I'm was sitting on a bench near the gym’s entrance, waiting for my trainer to arrive for my workout. This is Gold’s Gym we’re talking about, home of the serious bodybuilders in Los Angeles.
There’s a metal staircase behind the bench, which leads up to (and down from, it’s a dual purpose staircase) the locker and shower area. I’ve never been up there. It’s for people who are going to work after their workouts, and that is no longer me. Which provides me the luxury of showering at home. All day, if I want to.
I hear heavy footsteps coming down the stairs. He reaches the floor and moves past the bench on the way to the exit, almost rolling, in an athlete’s confident amble. He’s an oversized man, packed into an exquisitely tailored light gray suit. I can only see his back and the right side of his face. He looks familiar, but I’m not sure. The certainty comes when one of the trainers calls out his name.
I immediately melt in my seat.
Earvin “Magic” Johnson is heading out the door.
A short exchange ensues between the trainer and the incomparable basketball legend who spearheaded the Lakers to five championships back in the eighties. I cannot make out the words. My ears are ringing with awe.
My feet feel cemented to the floor. Which is why I didn’t jump up and race after him. It would not have been uncharacteristic for me to do so. Once, in my youth – who am I kidding, I was thirty-five – while walking back to my condo, I spotted a man, driving a burgundy Rolls Royce convertible past me, headed in the other direction. It took me a moment to “lightbulb” his identity. It was Mohammed Ali. I instantly turned, and I chased him down the street. Not to talk. Just to look at him for as long as I could.
Magic was more to me than an iconic sports hero. It was like he and I had a bonding connection. We had both done well in the same decade, me, in television, he, on the basketball court. We’d performed at the highest level, garnered multiple awards, earned substantial contracts and the respect of our peers. Two champions, flourishing in our respective professions. That’s how I looked at it. Although, I believe, I’m the only one.
One of my favorite sayings is, “I love it when it’s good.” And nobody was better than Magic Johnson. He was electrifying to watch; you could not take your eyes off him for a second.
No talented ball hog like Michael Jordan, Magic’s forte was distributing the ball, enhancing not himself, but everyone on the team.
You never knew what he was going to do. Sometimes, even his own teammates were confounded, Magic’s behind-the-back passes glancing embarrassingly off their heads. Mostly, however, they caught it, they shot it and they scored.

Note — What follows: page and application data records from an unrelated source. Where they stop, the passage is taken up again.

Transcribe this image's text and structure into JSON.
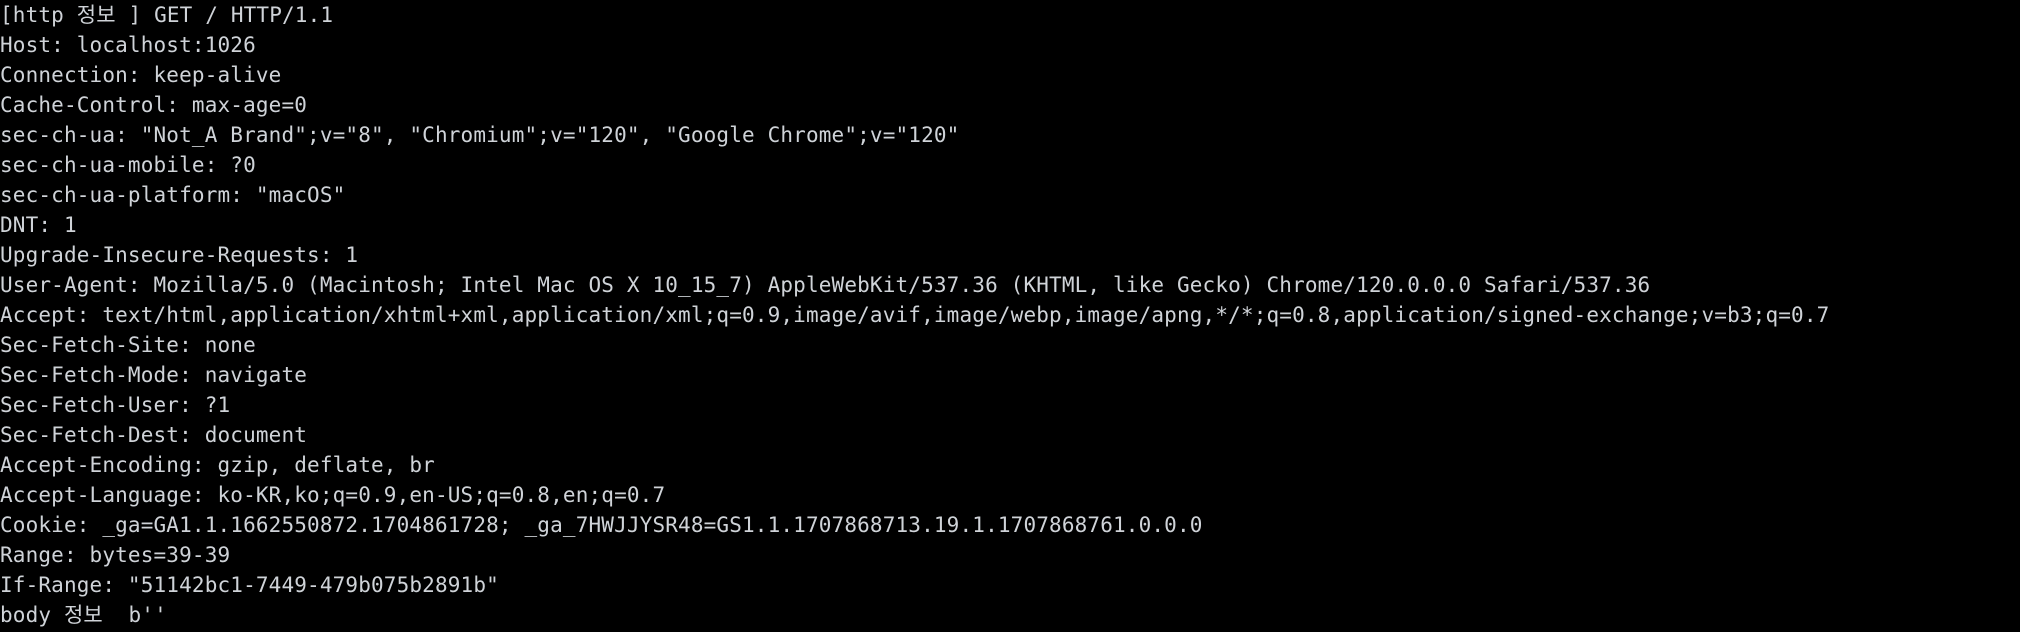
{
  "terminal": {
    "background": "#000000",
    "text_color": "#cfd3d8",
    "lines": [
      "[http 정보 ] GET / HTTP/1.1",
      "Host: localhost:1026",
      "Connection: keep-alive",
      "Cache-Control: max-age=0",
      "sec-ch-ua: \"Not_A Brand\";v=\"8\", \"Chromium\";v=\"120\", \"Google Chrome\";v=\"120\"",
      "sec-ch-ua-mobile: ?0",
      "sec-ch-ua-platform: \"macOS\"",
      "DNT: 1",
      "Upgrade-Insecure-Requests: 1",
      "User-Agent: Mozilla/5.0 (Macintosh; Intel Mac OS X 10_15_7) AppleWebKit/537.36 (KHTML, like Gecko) Chrome/120.0.0.0 Safari/537.36",
      "Accept: text/html,application/xhtml+xml,application/xml;q=0.9,image/avif,image/webp,image/apng,*/*;q=0.8,application/signed-exchange;v=b3;q=0.7",
      "Sec-Fetch-Site: none",
      "Sec-Fetch-Mode: navigate",
      "Sec-Fetch-User: ?1",
      "Sec-Fetch-Dest: document",
      "Accept-Encoding: gzip, deflate, br",
      "Accept-Language: ko-KR,ko;q=0.9,en-US;q=0.8,en;q=0.7",
      "Cookie: _ga=GA1.1.1662550872.1704861728; _ga_7HWJJYSR48=GS1.1.1707868713.19.1.1707868761.0.0.0",
      "Range: bytes=39-39",
      "If-Range: \"51142bc1-7449-479b075b2891b\"",
      "body 정보  b''"
    ]
  }
}
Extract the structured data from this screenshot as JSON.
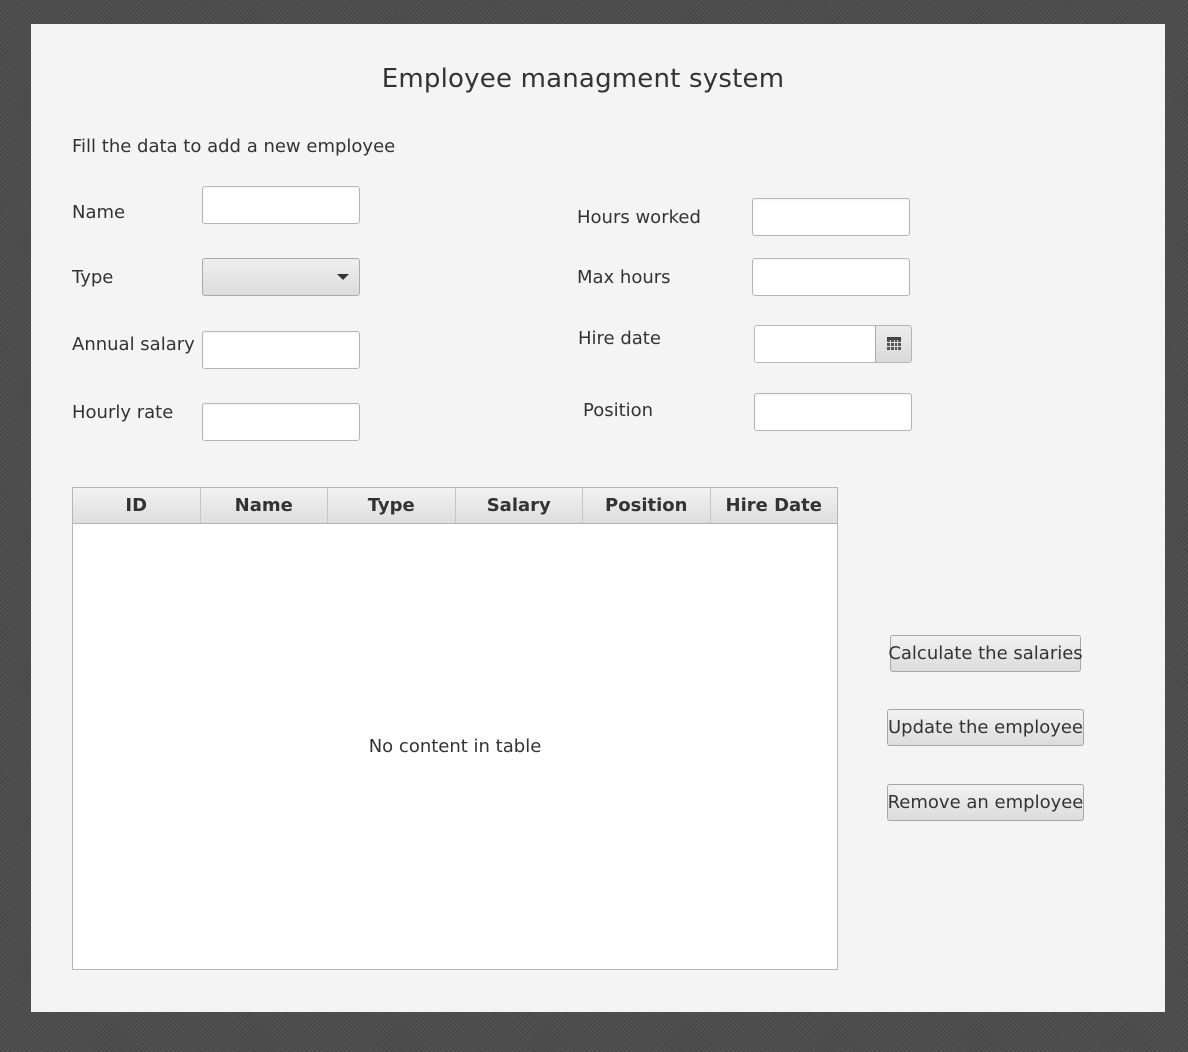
{
  "app": {
    "title": "Employee managment system",
    "subtitle": "Fill the data to add a new employee"
  },
  "form": {
    "left": {
      "name_label": "Name",
      "type_label": "Type",
      "annual_salary_label": "Annual salary",
      "hourly_rate_label": "Hourly rate",
      "name_value": "",
      "type_value": "",
      "annual_salary_value": "",
      "hourly_rate_value": ""
    },
    "right": {
      "hours_worked_label": "Hours worked",
      "max_hours_label": "Max hours",
      "hire_date_label": "Hire date",
      "position_label": "Position",
      "hours_worked_value": "",
      "max_hours_value": "",
      "hire_date_value": "",
      "position_value": ""
    }
  },
  "table": {
    "columns": [
      "ID",
      "Name",
      "Type",
      "Salary",
      "Position",
      "Hire Date"
    ],
    "rows": [],
    "empty_text": "No content in table"
  },
  "actions": {
    "calculate_label": "Calculate the salaries",
    "update_label": "Update the employee",
    "remove_label": "Remove an employee"
  },
  "icons": {
    "dropdown": "chevron-down-icon",
    "calendar": "calendar-icon"
  }
}
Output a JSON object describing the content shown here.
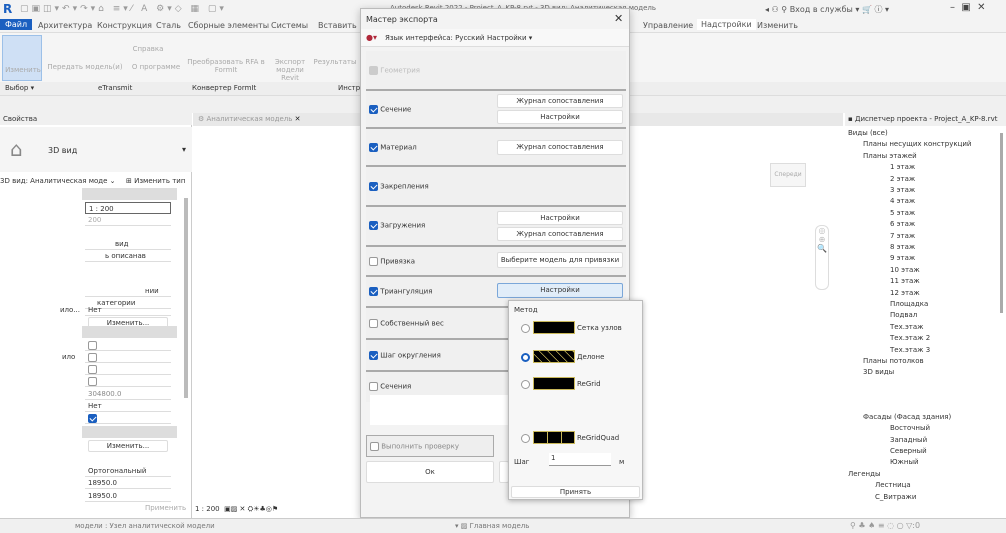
{
  "window": {
    "title": "Autodesk Revit 2022 - Project_A_KP-8.rvt - 3D вид: Аналитическая модель",
    "signin": "Вход в службы"
  },
  "tabs": [
    "Файл",
    "Архитектура",
    "Конструкция",
    "Сталь",
    "Сборные элементы",
    "Системы",
    "Вставить",
    "Управление",
    "Надстройки",
    "Изменить"
  ],
  "ribbon": {
    "modify": "Изменить",
    "send_model": "Передать модель(и)",
    "help": "Справка",
    "about": "О программе",
    "convert": "Преобразовать RFA в FormIt",
    "export": "Экспорт модели Revit",
    "results": "Результаты",
    "select": "Выбор",
    "etransmit": "eTransmit",
    "formit": "Конвертер FormIt",
    "tools": "Инстр"
  },
  "properties": {
    "title": "Свойства",
    "type": "3D вид",
    "instance": "3D вид: Аналитическая моде",
    "edit_type": "Изменить тип",
    "scale": "1 : 200",
    "scale2": "200",
    "v1": "вид",
    "v2": "ь описанав",
    "v3": "нии",
    "v4": "категории",
    "v5lbl": "ило...",
    "v5": "Нет",
    "edit1": "Изменить...",
    "v6lbl": "ило",
    "num": "304800.0",
    "no": "Нет",
    "edit2": "Изменить...",
    "ortho": "Ортогональный",
    "n1": "18950.0",
    "n2": "18950.0",
    "apply": "Применить"
  },
  "view_tab": "Аналитическая модель",
  "viewcube": "Спереди",
  "view_scale": "1 : 200",
  "dialog": {
    "title": "Мастер экспорта",
    "language": "Язык интерфейса: Русский",
    "settings_menu": "Настройки",
    "rows": [
      {
        "label": "Геометрия",
        "checked": true,
        "disabled": true
      },
      {
        "label": "Сечение",
        "checked": true,
        "b1": "Журнал сопоставления",
        "b2": "Настройки"
      },
      {
        "label": "Материал",
        "checked": true,
        "b1": "Журнал сопоставления"
      },
      {
        "label": "Закрепления",
        "checked": true
      },
      {
        "label": "Загружения",
        "checked": true,
        "b1": "Настройки",
        "b2": "Журнал сопоставления"
      },
      {
        "label": "Привязка",
        "checked": false,
        "b1": "Выберите модель для привязки"
      },
      {
        "label": "Триангуляция",
        "checked": true,
        "b1": "Настройки"
      },
      {
        "label": "Собственный вес",
        "checked": false
      },
      {
        "label": "Шаг округления",
        "checked": true
      },
      {
        "label": "Сечения",
        "checked": false
      }
    ],
    "bottom_check": "Выполнить проверку",
    "ok": "Ок"
  },
  "popup": {
    "method": "Метод",
    "options": [
      {
        "label": "Сетка узлов",
        "selected": false
      },
      {
        "label": "Делоне",
        "selected": true
      },
      {
        "label": "ReGrid",
        "selected": false
      },
      {
        "label": "ReGridQuad",
        "selected": false
      }
    ],
    "step_label": "Шаг",
    "step_value": "1",
    "unit": "м",
    "accept": "Принять"
  },
  "browser": {
    "title": "Диспетчер проекта - Project_A_KP-8.rvt",
    "views": "Виды (все)",
    "structural_plans": "Планы несущих конструкций",
    "floor_plans": "Планы этажей",
    "floors": [
      "1 этаж",
      "2 этаж",
      "3 этаж",
      "4 этаж",
      "5 этаж",
      "6 этаж",
      "7 этаж",
      "8 этаж",
      "9 этаж",
      "10 этаж",
      "11 этаж",
      "12 этаж",
      "Площадка",
      "Подвал",
      "Тех.этаж",
      "Тех.этаж 2",
      "Тех.этаж 3"
    ],
    "ceiling": "Планы потолков",
    "views3d": "3D виды",
    "facades": "Фасады (Фасад здания)",
    "facade_items": [
      "Восточный",
      "Западный",
      "Северный",
      "Южный"
    ],
    "legends": "Легенды",
    "legend_items": [
      "Лестница",
      "С_Витражи"
    ]
  },
  "status": {
    "left": "модели : Узел аналитической модели",
    "model": "Главная модель",
    "filter": ":0"
  }
}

To me, the sign of true greatness is being memorable even in defeat. My favorite Magic moment was watching him quarterback the Lakers back from a twenty-point deficit, scoring or assisting on eighteen consecutive points in two minutes.
It was a wild, “Go crazy” time, the Lakers scoring on every possession, continually stealing the ball from a demoralized opposition, who only moments earlier, were breezing to victory. The Lakers wound up losing by two points. But oh, those incredible two minutes!
I wanted to tell him how much joy he had brought me. I wanted to teasingly rebuke him for spoiling basketball for me, because he showed me how the game should be played, with intensity, a chess player’s instinct for the perfect move, and – and here’s a word I’ve never used before – élan, and nobody picked up the torch after he retired. I wanted to tell him how heartsick I felt when his career was abruptly cut short by his life-threatening illness.
I didn’t tell him anything.
I just watched him amble out the door.
And I smiled.